Job says, in the end, “I…repent in dust and ashes” (42:6). But that word “repent” (nacham, in Hebrew) has been greatly misunderstood. Job is not suddenly agreeing with his friends that he is a wicked sinner. No. The Hebrew word can mean either repent or comfort, depending on the context. In Psalm 23, it’s used in the latter sense. “Your rod and Your staff, they comfort [nacham] me” (vs. 4). It’s used seven times in the book of Job (Job 2:11; 7:13; 16:2; 21:34; 29:25; 42:6; 42:11), and every other time nacham is translated comfort. In my view, it also needs to be translated that way in Job 42:6.
Given what we know of godly Job, and of all that happened to him, this is a fitting paraphrase of Job 42:6:
“Lord, I humbly withdraw my insistence that You explain the reason for my trials. I am satisfied that You know what You are doing. Even here, in the dust and ashes, I find comfort in You alone. I need nothing and no one but You.”
That is the point of the book. God is enough. An important lesson for us all. We do not need to know all the answers. Even if some mists remain, we know that one day God’s children will stand in His presence, and see more clearly the reason for it all. “Now we see in a mirror, dimly, but then face to face. Now I know in part, but then I shall know just as I also am known” (I Cor. 13:12). Job seems to have grasped that, recognizing that what seemed so mystifying would be revealed at the resurrection.
“I know that my Redeemer lives, and He shall stand at last on the earth; and after my skin is destroyed, this I know, that in my flesh I shall see God” ((Job 19:25-26).
The song Farther Along beautifully expresses the thoughts shared here.
1) Tempted and tried we’re oft made to wonder
Why it should be thus all the day long,
While there are others living about us,
Never molested though in the wrong.
Farther along, we’ll know all about it,
Farther along we’ll understand why;
Cheer up, my brother, live in the sunshine,
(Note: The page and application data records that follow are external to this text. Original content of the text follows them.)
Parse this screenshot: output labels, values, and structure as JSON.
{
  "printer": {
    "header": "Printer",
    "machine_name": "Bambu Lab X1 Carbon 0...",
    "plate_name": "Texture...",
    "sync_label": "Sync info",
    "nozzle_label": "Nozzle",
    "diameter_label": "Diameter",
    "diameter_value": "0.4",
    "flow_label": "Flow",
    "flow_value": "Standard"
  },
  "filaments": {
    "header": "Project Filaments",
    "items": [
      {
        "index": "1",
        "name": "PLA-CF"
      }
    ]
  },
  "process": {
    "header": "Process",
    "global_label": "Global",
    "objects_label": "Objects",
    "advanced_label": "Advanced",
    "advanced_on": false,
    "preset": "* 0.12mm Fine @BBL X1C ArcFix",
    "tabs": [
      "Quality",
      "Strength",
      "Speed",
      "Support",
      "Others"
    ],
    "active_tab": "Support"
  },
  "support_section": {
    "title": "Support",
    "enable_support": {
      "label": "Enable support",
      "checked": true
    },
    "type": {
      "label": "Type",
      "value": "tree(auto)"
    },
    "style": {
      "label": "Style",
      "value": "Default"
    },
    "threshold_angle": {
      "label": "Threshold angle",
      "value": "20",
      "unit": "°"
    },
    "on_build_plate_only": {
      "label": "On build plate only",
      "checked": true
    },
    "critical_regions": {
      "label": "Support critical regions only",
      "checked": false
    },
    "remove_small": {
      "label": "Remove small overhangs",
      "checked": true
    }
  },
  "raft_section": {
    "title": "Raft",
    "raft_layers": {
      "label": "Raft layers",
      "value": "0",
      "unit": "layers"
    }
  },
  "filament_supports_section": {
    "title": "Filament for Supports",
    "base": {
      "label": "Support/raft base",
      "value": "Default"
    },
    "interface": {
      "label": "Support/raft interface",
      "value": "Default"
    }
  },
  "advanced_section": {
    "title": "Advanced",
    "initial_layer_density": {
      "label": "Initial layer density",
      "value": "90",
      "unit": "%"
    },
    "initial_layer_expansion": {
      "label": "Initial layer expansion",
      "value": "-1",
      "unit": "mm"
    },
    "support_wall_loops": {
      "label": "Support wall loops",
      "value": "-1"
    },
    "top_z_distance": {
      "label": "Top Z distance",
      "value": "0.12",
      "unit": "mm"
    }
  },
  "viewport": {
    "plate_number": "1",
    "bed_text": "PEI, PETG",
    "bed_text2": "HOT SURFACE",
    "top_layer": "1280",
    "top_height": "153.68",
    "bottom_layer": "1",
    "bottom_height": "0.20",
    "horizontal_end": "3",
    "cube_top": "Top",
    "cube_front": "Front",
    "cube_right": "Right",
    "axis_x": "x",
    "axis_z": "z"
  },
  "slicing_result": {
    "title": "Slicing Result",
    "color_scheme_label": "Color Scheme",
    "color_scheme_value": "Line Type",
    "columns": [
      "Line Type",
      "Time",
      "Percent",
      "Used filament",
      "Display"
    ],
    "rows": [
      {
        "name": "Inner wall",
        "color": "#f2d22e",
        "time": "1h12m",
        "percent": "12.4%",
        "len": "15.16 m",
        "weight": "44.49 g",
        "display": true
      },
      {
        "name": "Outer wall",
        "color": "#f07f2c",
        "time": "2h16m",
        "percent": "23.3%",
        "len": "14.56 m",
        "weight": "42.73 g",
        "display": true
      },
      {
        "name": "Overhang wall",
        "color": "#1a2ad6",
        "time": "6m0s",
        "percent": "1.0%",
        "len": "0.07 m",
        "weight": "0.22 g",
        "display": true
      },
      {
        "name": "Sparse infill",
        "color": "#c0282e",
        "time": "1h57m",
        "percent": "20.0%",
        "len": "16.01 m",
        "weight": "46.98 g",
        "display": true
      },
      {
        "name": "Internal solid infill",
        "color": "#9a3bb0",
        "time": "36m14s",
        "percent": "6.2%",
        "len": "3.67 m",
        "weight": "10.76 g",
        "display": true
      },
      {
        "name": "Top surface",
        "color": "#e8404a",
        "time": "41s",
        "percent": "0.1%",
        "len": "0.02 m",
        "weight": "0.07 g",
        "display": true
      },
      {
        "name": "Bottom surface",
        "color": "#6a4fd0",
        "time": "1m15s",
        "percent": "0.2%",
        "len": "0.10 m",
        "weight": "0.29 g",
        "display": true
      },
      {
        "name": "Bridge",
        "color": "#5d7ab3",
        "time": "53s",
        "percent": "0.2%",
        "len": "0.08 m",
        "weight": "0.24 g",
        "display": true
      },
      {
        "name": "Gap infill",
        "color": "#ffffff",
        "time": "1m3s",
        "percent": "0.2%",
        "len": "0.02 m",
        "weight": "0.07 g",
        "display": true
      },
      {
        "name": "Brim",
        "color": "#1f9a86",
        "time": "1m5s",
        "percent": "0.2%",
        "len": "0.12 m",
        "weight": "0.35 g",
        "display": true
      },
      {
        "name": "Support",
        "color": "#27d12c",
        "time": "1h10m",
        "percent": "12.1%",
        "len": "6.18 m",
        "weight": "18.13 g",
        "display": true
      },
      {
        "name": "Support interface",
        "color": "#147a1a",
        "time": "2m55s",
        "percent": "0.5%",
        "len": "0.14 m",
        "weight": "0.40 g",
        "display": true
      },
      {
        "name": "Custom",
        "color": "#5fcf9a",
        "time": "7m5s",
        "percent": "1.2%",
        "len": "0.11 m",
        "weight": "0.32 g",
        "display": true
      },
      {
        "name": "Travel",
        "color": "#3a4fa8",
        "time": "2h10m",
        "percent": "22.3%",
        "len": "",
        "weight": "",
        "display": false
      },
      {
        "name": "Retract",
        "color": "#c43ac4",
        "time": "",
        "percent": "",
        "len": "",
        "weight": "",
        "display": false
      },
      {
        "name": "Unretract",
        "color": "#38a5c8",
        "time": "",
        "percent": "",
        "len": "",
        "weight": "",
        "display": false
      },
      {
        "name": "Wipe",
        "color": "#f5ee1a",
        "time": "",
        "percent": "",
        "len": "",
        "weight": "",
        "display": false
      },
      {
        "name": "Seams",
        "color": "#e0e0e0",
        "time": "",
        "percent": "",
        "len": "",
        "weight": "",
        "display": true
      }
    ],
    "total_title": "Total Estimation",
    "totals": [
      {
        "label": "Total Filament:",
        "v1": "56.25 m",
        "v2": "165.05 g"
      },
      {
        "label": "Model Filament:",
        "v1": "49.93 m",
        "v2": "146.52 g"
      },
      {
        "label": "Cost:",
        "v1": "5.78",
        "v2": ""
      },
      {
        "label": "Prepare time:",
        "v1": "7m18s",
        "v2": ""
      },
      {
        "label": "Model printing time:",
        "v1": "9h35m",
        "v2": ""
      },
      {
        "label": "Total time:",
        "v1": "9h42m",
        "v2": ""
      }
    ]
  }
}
We’ll understand it all by and by.
1) Is there something happening in your life whose purpose seems to be hidden at the moment?
2) How have you dealt with this present uncertainty?